In a bull market, an investor’s best bet is to take advantage of rising prices by purchasing stocks early in the trend (if feasible) and selling them after the market has reached its top. Any losses should be minimal and brief during a bull market and an investor may normally actively and confidently invest in additional equities with a better likelihood of achieving a profit.
In a bear market, however, the risk of losing money is higher because prices are constantly falling and the end is rarely in sight. Even if you decide to invest in the hopes of a rebound, you are likely to lose money before the market recovers. As a result, the majority of the profits come from short selling or safer assets like fixed-income securities. Defensive stocks, on the other hand, are those whose performance is only slightly influenced by market movements.
Furthermore, in a bear market, investors may gain from holding a short position and benefitting from declining prices. Short selling, purchasing inverse exchange-traded funds (ETFs), and buying put options are all possibilities for doing this.

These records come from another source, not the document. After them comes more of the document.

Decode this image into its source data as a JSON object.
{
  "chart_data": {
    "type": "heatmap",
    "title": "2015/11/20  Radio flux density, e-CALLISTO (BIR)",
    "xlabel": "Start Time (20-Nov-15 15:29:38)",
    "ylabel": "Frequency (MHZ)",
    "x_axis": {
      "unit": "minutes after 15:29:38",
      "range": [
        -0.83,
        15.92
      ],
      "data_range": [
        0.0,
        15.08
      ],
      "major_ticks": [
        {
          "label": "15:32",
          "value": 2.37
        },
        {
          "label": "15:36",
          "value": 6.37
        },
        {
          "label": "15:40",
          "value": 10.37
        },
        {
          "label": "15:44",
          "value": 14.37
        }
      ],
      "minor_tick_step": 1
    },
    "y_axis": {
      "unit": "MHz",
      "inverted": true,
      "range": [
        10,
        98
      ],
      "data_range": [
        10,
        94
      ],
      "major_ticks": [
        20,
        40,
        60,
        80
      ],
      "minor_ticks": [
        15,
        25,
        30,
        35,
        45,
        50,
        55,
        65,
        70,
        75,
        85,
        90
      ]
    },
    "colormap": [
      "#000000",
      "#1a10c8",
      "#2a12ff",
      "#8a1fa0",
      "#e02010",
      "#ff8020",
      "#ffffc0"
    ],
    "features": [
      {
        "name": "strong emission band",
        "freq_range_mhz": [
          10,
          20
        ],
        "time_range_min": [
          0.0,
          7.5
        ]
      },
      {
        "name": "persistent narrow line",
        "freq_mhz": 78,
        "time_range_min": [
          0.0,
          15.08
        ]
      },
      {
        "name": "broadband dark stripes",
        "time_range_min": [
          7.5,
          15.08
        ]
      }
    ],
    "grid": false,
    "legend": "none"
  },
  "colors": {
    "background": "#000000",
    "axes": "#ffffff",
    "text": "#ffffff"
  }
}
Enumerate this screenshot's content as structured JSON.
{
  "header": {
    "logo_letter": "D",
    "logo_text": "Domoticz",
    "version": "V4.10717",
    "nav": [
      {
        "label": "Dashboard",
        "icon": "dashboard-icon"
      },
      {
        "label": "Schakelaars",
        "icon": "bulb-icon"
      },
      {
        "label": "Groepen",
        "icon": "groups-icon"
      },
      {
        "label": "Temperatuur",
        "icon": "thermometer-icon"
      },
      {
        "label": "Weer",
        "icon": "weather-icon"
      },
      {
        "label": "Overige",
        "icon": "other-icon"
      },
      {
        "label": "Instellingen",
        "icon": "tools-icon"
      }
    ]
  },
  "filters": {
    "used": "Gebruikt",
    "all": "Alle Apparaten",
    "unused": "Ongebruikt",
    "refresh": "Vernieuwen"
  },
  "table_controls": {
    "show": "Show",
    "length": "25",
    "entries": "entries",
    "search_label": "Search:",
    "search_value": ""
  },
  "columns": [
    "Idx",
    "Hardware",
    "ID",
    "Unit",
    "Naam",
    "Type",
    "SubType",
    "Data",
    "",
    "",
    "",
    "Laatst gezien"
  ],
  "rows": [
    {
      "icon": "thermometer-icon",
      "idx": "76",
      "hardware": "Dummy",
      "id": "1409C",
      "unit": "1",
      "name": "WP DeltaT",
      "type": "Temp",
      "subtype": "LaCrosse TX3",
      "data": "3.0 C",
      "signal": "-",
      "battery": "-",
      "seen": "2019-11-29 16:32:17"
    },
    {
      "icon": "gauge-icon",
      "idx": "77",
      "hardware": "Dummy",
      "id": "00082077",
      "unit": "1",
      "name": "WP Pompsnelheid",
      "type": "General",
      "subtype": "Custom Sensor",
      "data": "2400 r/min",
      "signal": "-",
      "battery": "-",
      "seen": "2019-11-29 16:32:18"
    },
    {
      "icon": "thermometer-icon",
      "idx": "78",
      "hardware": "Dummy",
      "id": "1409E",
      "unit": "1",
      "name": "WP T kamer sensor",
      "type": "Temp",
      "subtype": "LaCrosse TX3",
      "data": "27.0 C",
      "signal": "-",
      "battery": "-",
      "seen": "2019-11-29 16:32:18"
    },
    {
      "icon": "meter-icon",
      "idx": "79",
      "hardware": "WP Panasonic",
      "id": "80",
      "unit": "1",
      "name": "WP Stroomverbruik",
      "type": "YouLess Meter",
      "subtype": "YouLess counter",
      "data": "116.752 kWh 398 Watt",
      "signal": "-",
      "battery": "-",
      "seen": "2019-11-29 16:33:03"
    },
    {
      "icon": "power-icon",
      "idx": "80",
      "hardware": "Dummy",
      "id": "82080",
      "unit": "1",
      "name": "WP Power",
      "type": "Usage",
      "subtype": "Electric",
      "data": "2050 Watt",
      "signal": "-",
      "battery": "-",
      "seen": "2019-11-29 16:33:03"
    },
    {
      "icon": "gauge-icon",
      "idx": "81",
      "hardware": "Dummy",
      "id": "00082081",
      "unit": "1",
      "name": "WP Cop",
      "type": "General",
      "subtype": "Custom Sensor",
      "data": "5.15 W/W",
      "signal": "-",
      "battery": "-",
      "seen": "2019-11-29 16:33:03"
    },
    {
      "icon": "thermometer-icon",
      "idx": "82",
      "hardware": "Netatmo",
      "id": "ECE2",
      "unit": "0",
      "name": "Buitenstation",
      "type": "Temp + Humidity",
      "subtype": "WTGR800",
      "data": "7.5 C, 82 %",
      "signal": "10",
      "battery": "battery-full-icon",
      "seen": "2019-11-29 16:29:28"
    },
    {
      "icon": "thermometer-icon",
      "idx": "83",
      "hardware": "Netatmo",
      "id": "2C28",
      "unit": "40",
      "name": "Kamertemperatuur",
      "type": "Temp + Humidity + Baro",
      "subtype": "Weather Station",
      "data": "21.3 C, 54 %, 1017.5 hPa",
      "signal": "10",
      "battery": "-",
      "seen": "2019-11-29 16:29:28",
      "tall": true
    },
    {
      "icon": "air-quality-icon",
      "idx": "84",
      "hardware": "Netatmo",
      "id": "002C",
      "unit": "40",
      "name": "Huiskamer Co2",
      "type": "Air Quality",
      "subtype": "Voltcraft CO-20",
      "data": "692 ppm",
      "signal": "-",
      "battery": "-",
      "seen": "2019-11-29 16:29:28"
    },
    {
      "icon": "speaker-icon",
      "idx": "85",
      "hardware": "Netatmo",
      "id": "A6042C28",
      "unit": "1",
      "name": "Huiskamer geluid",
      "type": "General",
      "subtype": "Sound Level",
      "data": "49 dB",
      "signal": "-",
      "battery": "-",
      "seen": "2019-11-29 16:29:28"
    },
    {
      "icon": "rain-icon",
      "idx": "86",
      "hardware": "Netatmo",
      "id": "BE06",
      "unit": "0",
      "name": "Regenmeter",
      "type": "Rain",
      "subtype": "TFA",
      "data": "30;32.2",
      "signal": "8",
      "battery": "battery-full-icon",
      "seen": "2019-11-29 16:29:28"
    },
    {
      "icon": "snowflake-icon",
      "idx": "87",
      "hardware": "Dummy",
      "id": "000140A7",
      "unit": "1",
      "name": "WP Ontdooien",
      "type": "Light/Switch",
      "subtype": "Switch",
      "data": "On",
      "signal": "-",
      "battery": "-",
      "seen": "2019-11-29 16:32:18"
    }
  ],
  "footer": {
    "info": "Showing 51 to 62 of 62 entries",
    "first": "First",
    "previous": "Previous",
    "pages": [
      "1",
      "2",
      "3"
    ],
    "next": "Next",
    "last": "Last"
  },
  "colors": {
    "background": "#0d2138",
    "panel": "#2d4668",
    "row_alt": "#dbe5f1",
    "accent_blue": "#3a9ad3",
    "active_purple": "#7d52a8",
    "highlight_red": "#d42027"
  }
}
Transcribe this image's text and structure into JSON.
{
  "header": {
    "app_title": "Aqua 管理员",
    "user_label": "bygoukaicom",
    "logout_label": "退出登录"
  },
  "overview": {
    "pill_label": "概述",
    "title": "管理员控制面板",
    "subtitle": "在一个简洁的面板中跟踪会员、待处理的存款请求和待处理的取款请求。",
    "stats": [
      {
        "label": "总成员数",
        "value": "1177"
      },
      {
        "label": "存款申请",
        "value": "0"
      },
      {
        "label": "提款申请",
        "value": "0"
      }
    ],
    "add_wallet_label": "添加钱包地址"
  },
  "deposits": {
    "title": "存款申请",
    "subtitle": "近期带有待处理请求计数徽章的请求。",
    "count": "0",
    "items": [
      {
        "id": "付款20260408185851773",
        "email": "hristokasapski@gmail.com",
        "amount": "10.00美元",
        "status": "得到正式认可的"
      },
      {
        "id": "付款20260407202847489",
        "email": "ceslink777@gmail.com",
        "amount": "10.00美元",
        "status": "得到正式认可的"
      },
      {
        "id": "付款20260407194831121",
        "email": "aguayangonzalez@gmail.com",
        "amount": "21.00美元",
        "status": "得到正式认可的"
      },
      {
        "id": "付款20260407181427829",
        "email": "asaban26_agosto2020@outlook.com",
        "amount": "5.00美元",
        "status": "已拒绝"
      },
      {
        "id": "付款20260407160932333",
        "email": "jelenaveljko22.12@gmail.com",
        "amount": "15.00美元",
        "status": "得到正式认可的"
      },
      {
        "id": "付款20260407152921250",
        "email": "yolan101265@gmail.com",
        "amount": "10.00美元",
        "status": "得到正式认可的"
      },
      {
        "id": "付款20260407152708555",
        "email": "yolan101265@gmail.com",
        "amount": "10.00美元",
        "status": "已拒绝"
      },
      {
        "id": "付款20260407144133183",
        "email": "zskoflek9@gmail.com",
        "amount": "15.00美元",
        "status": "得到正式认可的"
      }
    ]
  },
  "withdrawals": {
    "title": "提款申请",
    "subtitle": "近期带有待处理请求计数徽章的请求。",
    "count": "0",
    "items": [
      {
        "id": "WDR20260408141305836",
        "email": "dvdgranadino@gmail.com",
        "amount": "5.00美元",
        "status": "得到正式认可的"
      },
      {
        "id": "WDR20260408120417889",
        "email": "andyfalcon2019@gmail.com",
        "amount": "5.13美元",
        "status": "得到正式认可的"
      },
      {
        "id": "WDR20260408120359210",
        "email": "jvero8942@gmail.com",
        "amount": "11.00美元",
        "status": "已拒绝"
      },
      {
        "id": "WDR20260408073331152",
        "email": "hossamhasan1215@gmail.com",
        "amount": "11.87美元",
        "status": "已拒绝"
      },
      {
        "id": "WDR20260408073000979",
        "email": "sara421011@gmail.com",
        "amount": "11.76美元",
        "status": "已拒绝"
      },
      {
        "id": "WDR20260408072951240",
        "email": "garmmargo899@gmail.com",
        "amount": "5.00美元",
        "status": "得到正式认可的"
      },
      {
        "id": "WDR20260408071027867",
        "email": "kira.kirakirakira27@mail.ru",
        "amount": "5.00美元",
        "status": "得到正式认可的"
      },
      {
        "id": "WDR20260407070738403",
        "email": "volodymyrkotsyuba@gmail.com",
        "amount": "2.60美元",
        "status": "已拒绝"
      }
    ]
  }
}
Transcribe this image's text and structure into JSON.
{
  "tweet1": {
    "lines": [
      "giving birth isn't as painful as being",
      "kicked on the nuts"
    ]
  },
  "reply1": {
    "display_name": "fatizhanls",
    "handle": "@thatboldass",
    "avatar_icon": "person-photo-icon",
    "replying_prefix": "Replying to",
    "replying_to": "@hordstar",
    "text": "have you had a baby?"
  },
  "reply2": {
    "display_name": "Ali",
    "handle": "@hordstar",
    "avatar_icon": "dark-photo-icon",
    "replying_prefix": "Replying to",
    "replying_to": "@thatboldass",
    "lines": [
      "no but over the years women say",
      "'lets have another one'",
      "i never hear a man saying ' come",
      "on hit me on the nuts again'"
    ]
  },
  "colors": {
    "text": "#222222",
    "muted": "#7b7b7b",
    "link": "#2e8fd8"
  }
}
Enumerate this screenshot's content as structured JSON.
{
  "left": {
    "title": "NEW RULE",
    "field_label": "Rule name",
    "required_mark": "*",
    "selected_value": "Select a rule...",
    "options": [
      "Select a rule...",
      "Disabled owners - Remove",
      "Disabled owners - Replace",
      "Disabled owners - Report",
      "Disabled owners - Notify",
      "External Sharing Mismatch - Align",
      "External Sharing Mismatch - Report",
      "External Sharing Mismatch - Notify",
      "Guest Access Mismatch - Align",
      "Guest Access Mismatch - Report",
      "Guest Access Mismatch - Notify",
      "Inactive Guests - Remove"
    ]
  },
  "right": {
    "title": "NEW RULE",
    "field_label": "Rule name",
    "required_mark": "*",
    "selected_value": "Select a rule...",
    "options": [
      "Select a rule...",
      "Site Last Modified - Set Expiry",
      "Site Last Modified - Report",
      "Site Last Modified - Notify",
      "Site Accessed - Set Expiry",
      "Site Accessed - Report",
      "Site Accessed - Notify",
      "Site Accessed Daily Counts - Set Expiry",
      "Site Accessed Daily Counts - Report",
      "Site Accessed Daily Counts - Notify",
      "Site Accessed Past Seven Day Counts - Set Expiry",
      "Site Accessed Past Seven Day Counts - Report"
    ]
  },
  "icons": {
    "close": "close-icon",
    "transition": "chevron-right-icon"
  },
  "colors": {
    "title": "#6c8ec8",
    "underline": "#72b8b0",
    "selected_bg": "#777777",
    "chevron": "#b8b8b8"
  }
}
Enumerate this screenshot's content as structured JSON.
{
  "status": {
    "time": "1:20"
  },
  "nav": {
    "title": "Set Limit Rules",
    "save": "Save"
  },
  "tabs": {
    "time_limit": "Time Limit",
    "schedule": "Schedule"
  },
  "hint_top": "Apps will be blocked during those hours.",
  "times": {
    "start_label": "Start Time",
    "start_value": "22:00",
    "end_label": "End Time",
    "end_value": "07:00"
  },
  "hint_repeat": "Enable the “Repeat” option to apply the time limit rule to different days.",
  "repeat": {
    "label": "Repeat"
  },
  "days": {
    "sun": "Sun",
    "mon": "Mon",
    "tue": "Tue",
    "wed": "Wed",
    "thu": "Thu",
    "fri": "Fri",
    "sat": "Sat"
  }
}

Investing in Bull and Bear Markets.
Because there are so many changes between bull and down markets, how you make financial decisions differs significantly. In a bull market, having a bigger equity allocation is ideal since the potential for higher returns is greater. Buying stocks early and selling them before they reach their peak is one strategy to profit from a bull market’s rising values.
Investing in equities in a bear market, when there is a greater risk of loss, should be done with caution, since you are likely to lose money,at least initially. It’s a good idea to put your money into fixed-income securities if you’re anticipating a bear market.
While it’s critical to understand market direction, predicting when a bull market will turn into a bear market is extremely tough. Long-term strategic asset allocation has proven to be the most effective technique for handling market changes over time.
Working with a financial advisor to build a diverse investment portfolio can help you weather volatile markets, avoid the near-impossibility of market timing, and make reasonable rather than emotional investing decisions. Both bear and bull markets will have a significant impact on your finances, so it’s a good idea to spend some time researching the market before making a decision. Keep in mind that the stock market has always produced a good return over time.